• [Stored items from a collection]:
BEGIN
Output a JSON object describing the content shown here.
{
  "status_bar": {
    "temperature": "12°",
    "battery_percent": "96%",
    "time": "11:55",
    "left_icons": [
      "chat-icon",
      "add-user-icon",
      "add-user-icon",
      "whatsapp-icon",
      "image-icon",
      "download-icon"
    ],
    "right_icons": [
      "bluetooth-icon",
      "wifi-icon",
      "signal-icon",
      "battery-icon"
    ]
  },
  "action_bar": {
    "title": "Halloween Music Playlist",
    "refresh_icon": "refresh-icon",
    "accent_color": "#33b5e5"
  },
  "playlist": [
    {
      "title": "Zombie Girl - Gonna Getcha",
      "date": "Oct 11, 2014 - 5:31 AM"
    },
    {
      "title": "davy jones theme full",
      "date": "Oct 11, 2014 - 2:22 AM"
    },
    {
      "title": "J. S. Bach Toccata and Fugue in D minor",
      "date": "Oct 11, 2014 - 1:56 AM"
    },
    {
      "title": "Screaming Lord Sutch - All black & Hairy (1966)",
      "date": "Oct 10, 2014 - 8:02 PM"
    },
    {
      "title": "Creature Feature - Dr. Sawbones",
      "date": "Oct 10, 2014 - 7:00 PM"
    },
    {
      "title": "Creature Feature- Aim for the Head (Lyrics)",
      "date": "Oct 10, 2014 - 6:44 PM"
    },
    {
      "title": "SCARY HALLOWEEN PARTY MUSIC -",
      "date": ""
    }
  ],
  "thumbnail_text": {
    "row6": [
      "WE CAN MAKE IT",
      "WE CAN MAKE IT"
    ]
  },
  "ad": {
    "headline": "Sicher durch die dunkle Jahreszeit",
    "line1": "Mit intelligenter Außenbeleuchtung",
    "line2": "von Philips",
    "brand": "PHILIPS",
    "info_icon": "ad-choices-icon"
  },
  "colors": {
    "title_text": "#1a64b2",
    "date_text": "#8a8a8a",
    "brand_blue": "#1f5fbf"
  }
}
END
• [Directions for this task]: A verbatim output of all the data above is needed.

• [Response area]:
Output a JSON object describing the content shown here.
{
  "status_bar": {
    "temperature": "12°",
    "battery_percent": "96%",
    "time": "11:55",
    "left_icons": [
      "chat-icon",
      "add-user-icon",
      "add-user-icon",
      "whatsapp-icon",
      "image-icon",
      "download-icon"
    ],
    "right_icons": [
      "bluetooth-icon",
      "wifi-icon",
      "signal-icon",
      "battery-icon"
    ]
  },
  "action_bar": {
    "title": "Halloween Music Playlist",
    "refresh_icon": "refresh-icon",
    "accent_color": "#33b5e5"
  },
  "playlist": [
    {
      "title": "Zombie Girl - Gonna Getcha",
      "date": "Oct 11, 2014 - 5:31 AM"
    },
    {
      "title": "davy jones theme full",
      "date": "Oct 11, 2014 - 2:22 AM"
    },
    {
      "title": "J. S. Bach Toccata and Fugue in D minor",
      "date": "Oct 11, 2014 - 1:56 AM"
    },
    {
      "title": "Screaming Lord Sutch - All black & Hairy (1966)",
      "date": "Oct 10, 2014 - 8:02 PM"
    },
    {
      "title": "Creature Feature - Dr. Sawbones",
      "date": "Oct 10, 2014 - 7:00 PM"
    },
    {
      "title": "Creature Feature- Aim for the Head (Lyrics)",
      "date": "Oct 10, 2014 - 6:44 PM"
    },
    {
      "title": "SCARY HALLOWEEN PARTY MUSIC -",
      "date": ""
    }
  ],
  "thumbnail_text": {
    "row6": [
      "WE CAN MAKE IT",
      "WE CAN MAKE IT"
    ]
  },
  "ad": {
    "headline": "Sicher durch die dunkle Jahreszeit",
    "line1": "Mit intelligenter Außenbeleuchtung",
    "line2": "von Philips",
    "brand": "PHILIPS",
    "info_icon": "ad-choices-icon"
  },
  "colors": {
    "title_text": "#1a64b2",
    "date_text": "#8a8a8a",
    "brand_blue": "#1f5fbf"
  }
}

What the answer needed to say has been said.